I thought this was strange, that I would change my life for someone, but they wouldn’t do the same in return. However, with the fear of leaving him and being alone, I just ignored this and just hoped one day he would change his mind. I was too afraid to have difficult conversations. Maybe if I had, I would have realized his intentions weren’t as pure as I thought, his love was only conditional, that maybe he just wanted me to fit into his life in Germany, and not vice versa.
Now with the fear of wasting my time with relationships or friendships, I am not afraid of communicating my wants and desires. I invest so much of my time into reading books and listening to podcasts about the relationship and effective communication. This is something that I never thought I should take the time to do before because I thought everything was just fine – when it’s it wasn’t.
I found my passion for empowering international women abroad.

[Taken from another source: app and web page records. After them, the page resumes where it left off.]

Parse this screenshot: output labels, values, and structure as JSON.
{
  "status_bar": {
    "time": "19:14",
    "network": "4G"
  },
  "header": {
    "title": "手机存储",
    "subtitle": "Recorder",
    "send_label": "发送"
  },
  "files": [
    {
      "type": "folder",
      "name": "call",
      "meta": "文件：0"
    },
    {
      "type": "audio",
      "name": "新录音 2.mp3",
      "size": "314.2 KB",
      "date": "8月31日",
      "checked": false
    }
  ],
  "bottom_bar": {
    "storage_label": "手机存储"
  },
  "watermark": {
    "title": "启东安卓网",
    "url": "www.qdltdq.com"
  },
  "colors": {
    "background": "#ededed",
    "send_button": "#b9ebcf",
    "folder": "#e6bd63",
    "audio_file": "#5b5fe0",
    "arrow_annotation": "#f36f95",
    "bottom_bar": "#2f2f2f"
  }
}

Surprisingly, a lot of women I meet in Germany have moved here for love. I am not saying it is a bad thing, but if I had not built the life I had before the breakup, I would have been in a much more devastating position.
Fortunately, I only lost him and his circle, but still had my career and my friends here. Some women only have their partner abroad and do not take the time for building a career or a social life apart from their partner.
I wanted to inspire other women to live their best lives abroad, so I started a meet-up group on Facebook for international women who are ambitious in creating their best lives abroad in Germany.
Now this group has 200 members and we’ve had five meetups where we share stories of our victories, pain-points, and discoveries. It’s an amazing group of women, and without my break up, I would have never thought have created this strong community. Soon, I hope to even make it into a business offering workshops and events.
It has become a passion I didn’t even know existed, and I am very fulfilled from it in more ways than I was from my previous relationship.
I found new best friends and was able to connect with others through our shared experiences.
I joined an online community (Mend) with other people going through heart-breaks and these people became a huge support system. I found that many people had the same thing happen to them and that in fact, I wasn’t alone in my journey alone in a foreign country.
I connected with them on a different level than any of my other friends, and through our shared experience we were able to overcome our painful heartbreaks together. I loved seeing their growth, and know that I contributed to it like they contributed to mine. We all realized that the break-ups abroad enriched our lives, the change was for the better and we wouldn’t exchange our friendships for anything else.
From these five things, the void from the relationship and my lonesome feeling eventually diminished and is now filled with an authentic life that I never thought I was brave enough to achieve in a country that isn’t home, by myself.
And now, a year later (which feels like a milestone), I look at everything I’ve built and achieved, and I know the change was for the better.
Sometimes people need to leave your life, to make space for better things.
I am still healing every day from the trauma, but I know that a part of healing is sharing your story, and I hope even if you just moved cities and broke up, that you know that it doesn’t mean your only option is to go home. Perhaps you coming there for your relationship was only the start of something bigger.
The change might be scary, but know that you just need to keep pushing. Good things will eventually come around. You are not alone in this.